(A) Preparation of commercial documents (e.g., orders, invoices, receipts, delivery schedules, etc.)
(B) Preparation of price lists and distribution of price quotations
(C) Display of samples to prospective customers 
(D) Demonstration of models or prototypes, especially at trade conventions, even if no orders are actually obtained
(E) Use of an invention where an admission fee is charged 
(F) Advertising in publicity releases, brochures, and various periodicals 
(G) Incorporation of material terms (e.g., price, quantity, shipping timelines, etc.) into communications 
Undertaking any of the activities above will, therefore, call patentability into question. Hence, to the extent possible, it is best to avoid such activities prior to filing a patent application. It is also worth noting that even “sales” that do not result in profit or rejected offers for sale can trigger the “on sale” bar.  
In part 2 of this series, I’ll cover the second Pfaff requirement, that the invention must be “ready for patenting” to trigger the “on sale” bar.

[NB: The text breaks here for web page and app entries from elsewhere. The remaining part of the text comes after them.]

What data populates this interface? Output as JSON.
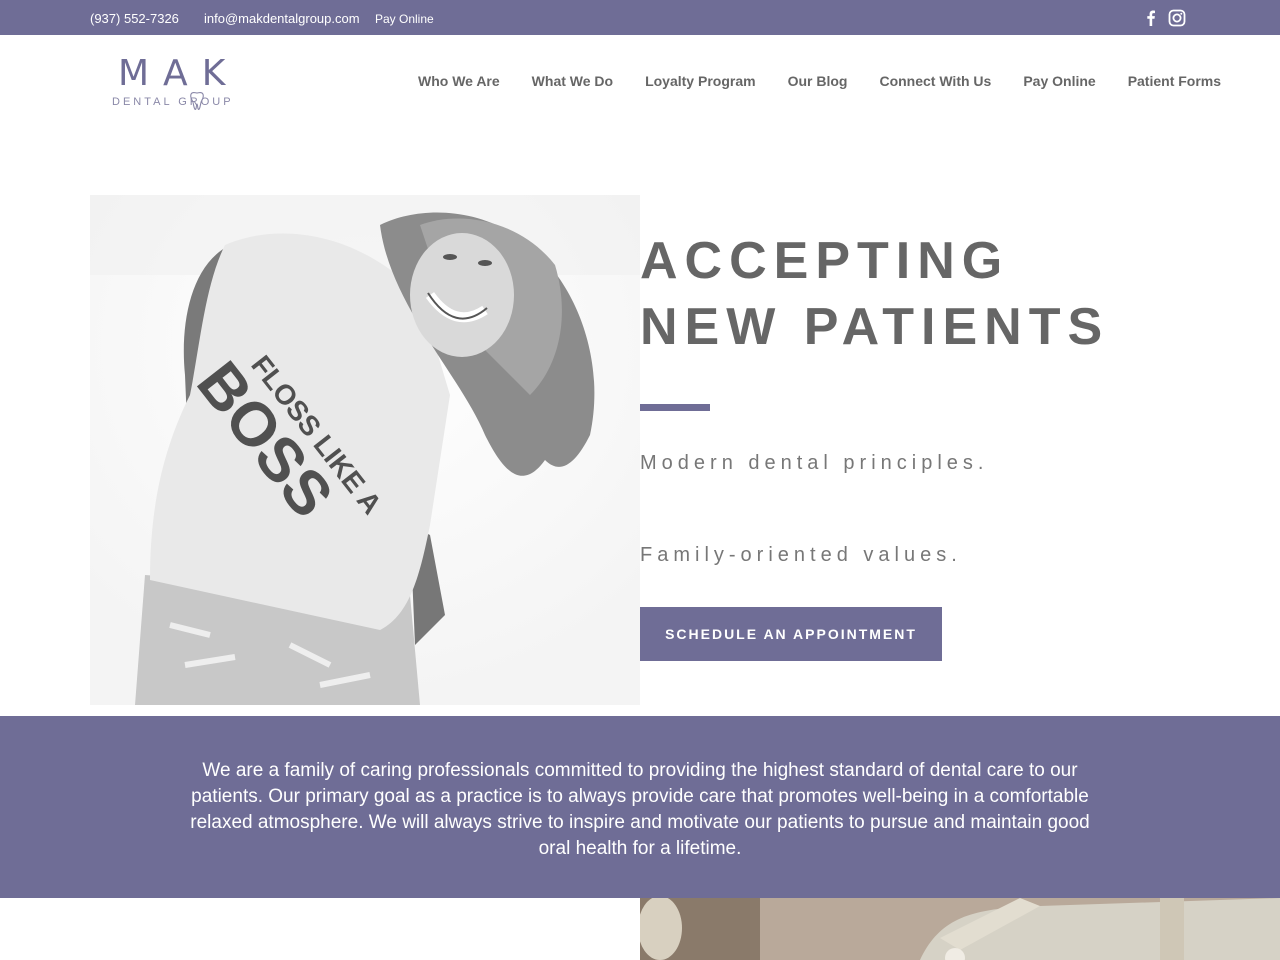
{
  "topbar": {
    "phone": "(937) 552-7326",
    "email": "info@makdentalgroup.com",
    "pay_online": "Pay Online",
    "social": [
      {
        "icon": "facebook-icon"
      },
      {
        "icon": "instagram-icon"
      }
    ]
  },
  "logo": {
    "name": "MAK",
    "subtitle": "DENTAL   GROUP"
  },
  "nav": {
    "items": [
      {
        "label": "Who We Are"
      },
      {
        "label": "What We Do"
      },
      {
        "label": "Loyalty Program"
      },
      {
        "label": "Our Blog"
      },
      {
        "label": "Connect With Us"
      },
      {
        "label": "Pay Online"
      },
      {
        "label": "Patient Forms"
      }
    ]
  },
  "hero": {
    "title_line1": "ACCEPTING",
    "title_line2": "NEW PATIENTS",
    "tagline1": "Modern dental principles.",
    "tagline2": "Family-oriented values.",
    "cta_label": "SCHEDULE AN APPOINTMENT",
    "shirt_text_1": "FLOSS LIKE A",
    "shirt_text_2": "BOSS"
  },
  "mission": {
    "text": "We are a family of caring professionals committed to providing the highest standard of dental care to our patients. Our primary goal as a practice is to always provide care that promotes well-being in a comfortable relaxed atmosphere. We will always strive to inspire and motivate our patients to pursue and maintain good oral health for a lifetime."
  },
  "colors": {
    "brand": "#6f6d96",
    "text": "#666666"
  }
}
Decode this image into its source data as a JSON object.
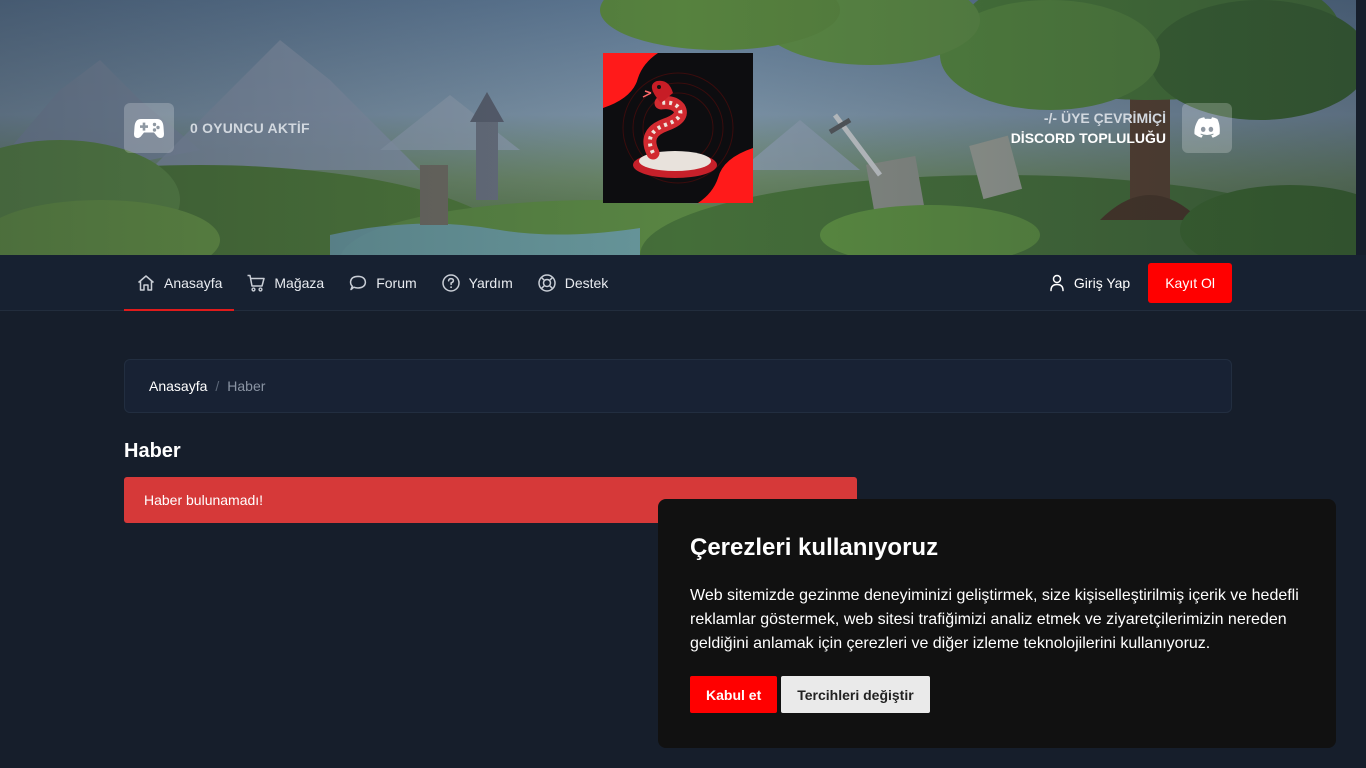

 Medicines Co. v. Hospira, Inc., 827 F.3d 1363, 1373 (Fed. Cir. 2016) (en banc); see also M.P.E.P. §§ 2133.03(b), 2152.02(d); Linear Tech. Copr. v. Micrel, Inc., 275 F.3d 1040, 1048 (Fed. Cir. 2001); Group One, Ltd. v. Hallmark Cards, Inc., 254 F.3d 1041, 1047 (Fed. Cir. 2001); In re Caveney, 761 F.2d 671, 676 (Fed. Cir. 1985); Medicines Co. v. Hospira, Inc., 827 F.3d 1363, 1364 (Fed. Cir. 2016) (en banc) (citing U.C.C. § 2-106(1)) (“Section § 2-106(1) of the Uniform Commercial Code describes a ‘sale’ as ‘the passing of title from the seller to the buyer for a price.’”)
 General Elec. Co. v. United States, 206 USPQ 260 (Ct. Cl. 1979); Red Cross Mfg. v. Toro Sales Co., 525 F.2d 1135, 1140 (7th Cir. 1975); Philco Corp.v. Admiral Corp., 199 F. Supp. 797, 815-16 (D. Del. 1961); Interroyal Corp.v. Simmons Co., 204 USPQ 562, 563-65 (S.D. N.Y. 1979); Monogram Mfg. v. F. & H. Mfg., 144 F.2d 412 (9th Cir. 1944); see also M.P.E.P. § 2133.03(e)(1)
 In re Theis, 610 F.2d 786, 792 n.6 (CCPA 1979); Interroyal Corp. v. Simmons Co., 204 USPQ 562, 564-66 (S.D.N.Y.1979); Akron Brass, Co. v. Elkhart Brass Mfg.,Inc., 353 F.2d 704, 709 (7th Cir.1965); Tucker Aluminum Prods. v. Grossman, 312 F.2d 393, 394 (9th Cir. 1963); see also M.P.E.P. § 2133.03(e)(1)